• What is being asked
Every line holding the string "icon" is to be copied from the entries below.

• Source information
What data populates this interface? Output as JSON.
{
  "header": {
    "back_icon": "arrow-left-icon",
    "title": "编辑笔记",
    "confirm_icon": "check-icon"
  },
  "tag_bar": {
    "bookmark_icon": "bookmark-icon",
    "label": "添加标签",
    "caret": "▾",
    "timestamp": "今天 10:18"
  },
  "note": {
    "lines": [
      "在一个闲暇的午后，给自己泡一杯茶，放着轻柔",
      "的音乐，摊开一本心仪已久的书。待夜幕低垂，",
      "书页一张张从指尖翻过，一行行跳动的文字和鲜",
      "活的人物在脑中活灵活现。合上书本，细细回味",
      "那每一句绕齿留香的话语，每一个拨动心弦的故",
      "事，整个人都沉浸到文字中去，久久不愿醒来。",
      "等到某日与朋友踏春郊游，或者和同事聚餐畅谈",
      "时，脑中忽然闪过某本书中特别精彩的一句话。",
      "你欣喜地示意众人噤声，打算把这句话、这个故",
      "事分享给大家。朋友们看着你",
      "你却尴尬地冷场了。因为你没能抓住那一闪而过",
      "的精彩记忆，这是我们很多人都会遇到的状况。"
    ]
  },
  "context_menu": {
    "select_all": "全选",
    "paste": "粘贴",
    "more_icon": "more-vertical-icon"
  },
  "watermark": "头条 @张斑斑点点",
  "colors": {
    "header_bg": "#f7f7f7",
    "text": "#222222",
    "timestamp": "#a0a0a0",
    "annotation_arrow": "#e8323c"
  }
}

• Expected output
    "back_icon": "arrow-left-icon",
    "confirm_icon": "check-icon"
    "bookmark_icon": "bookmark-icon",
    "more_icon": "more-vertical-icon"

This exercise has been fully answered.